Preparing for Graduate-Level Training in Professional Psychology: Comparisons Across Clinical PhD, Counseling PhD, and Clinical PsyD Programs
In the present study, faculty who teach in clinical and counseling doctor of philosophy (PhD) or doctor of psychology (PsyD) programs completed surveys regarding preferences for prospective student preparations to graduate programs. Faculty expectations of minimum and ideal undergraduate training were highest for scientific methods, though expectations systematically varied among clinical PhD, counseling PhD, and clinical PsyD programs. Faculty preferences for applicants’ research and clinical “fit” within the program in which they are applying, as well as general interpersonal skills and intellect, also emerged as important admissions factors. These results describe the desirable undergraduate preparations and qualities of applicants for advanced study in clinical and counseling psychology. The findings have implications for prospective graduate students, faculty who train and mentor undergraduates, and faculty who serve on admissions committees.

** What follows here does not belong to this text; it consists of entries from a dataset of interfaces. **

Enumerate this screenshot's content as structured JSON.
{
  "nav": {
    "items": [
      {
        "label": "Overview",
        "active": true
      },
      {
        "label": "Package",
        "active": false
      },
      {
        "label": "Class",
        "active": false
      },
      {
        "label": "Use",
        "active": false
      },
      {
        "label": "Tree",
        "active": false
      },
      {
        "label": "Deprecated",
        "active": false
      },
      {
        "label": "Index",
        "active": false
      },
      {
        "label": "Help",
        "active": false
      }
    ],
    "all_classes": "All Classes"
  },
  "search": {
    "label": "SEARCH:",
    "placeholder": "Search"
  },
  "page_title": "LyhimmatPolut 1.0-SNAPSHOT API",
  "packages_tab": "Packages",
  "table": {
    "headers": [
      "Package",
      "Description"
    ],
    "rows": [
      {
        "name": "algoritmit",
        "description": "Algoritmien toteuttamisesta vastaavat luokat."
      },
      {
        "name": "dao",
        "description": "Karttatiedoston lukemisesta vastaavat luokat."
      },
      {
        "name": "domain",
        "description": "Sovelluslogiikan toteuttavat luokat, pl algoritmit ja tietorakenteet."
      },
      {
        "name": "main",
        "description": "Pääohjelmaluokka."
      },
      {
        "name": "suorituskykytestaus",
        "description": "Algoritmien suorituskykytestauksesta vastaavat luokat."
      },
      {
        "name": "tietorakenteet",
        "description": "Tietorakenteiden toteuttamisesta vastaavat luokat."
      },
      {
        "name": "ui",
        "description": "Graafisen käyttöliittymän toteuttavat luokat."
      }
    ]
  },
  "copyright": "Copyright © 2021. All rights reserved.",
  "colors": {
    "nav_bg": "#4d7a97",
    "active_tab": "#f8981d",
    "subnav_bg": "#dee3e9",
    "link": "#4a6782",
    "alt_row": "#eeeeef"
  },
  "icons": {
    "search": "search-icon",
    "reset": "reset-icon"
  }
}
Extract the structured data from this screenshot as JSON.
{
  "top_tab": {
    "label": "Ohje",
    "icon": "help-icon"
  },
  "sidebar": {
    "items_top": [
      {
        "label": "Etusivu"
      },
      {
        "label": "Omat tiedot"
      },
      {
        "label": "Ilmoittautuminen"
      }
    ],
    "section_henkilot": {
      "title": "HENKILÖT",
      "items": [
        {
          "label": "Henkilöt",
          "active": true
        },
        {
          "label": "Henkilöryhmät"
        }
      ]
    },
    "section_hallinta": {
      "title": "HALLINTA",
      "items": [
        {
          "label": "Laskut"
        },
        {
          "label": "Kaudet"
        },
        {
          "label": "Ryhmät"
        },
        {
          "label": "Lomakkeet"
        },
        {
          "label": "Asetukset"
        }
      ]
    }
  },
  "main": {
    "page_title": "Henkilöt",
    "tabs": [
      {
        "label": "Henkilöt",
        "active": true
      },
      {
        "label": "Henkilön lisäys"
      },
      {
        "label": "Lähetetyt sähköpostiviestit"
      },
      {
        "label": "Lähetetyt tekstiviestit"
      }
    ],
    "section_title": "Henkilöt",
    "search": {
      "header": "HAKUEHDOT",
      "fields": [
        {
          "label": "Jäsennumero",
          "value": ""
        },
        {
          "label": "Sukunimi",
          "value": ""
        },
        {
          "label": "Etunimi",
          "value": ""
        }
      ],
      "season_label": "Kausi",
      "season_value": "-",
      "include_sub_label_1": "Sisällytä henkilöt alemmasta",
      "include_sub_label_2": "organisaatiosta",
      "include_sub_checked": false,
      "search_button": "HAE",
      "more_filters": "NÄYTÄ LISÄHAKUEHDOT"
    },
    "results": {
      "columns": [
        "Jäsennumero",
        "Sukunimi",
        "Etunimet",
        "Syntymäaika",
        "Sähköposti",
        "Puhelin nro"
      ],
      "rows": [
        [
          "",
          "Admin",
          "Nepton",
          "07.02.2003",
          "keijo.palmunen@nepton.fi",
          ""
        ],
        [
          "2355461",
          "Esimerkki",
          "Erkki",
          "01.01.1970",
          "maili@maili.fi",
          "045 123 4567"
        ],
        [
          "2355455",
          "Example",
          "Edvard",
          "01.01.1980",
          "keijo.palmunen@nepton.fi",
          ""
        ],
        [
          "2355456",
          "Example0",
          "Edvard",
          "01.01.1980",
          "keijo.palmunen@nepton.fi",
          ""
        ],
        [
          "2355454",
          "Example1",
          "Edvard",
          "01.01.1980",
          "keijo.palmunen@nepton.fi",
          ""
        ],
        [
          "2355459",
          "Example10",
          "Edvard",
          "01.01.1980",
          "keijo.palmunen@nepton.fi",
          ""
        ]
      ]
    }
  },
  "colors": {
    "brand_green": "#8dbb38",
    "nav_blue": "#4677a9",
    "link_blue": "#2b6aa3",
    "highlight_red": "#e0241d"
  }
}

graduate admissions, advising, clinical, counseling, PhD, PsyD, undergraduate training
Karazsia, Bryan and Smith, Lena, "Preparing for Graduate-Level Training in Professional Psychology: Comparisons Across Clinical PhD, Counseling PhD, and Clinical PsyD Programs" (2016). Teaching of Psychology, 43(4), 305-313. 10.1177/0098628316662760. Retrieved from https://openworks.wooster.edu/facpub/309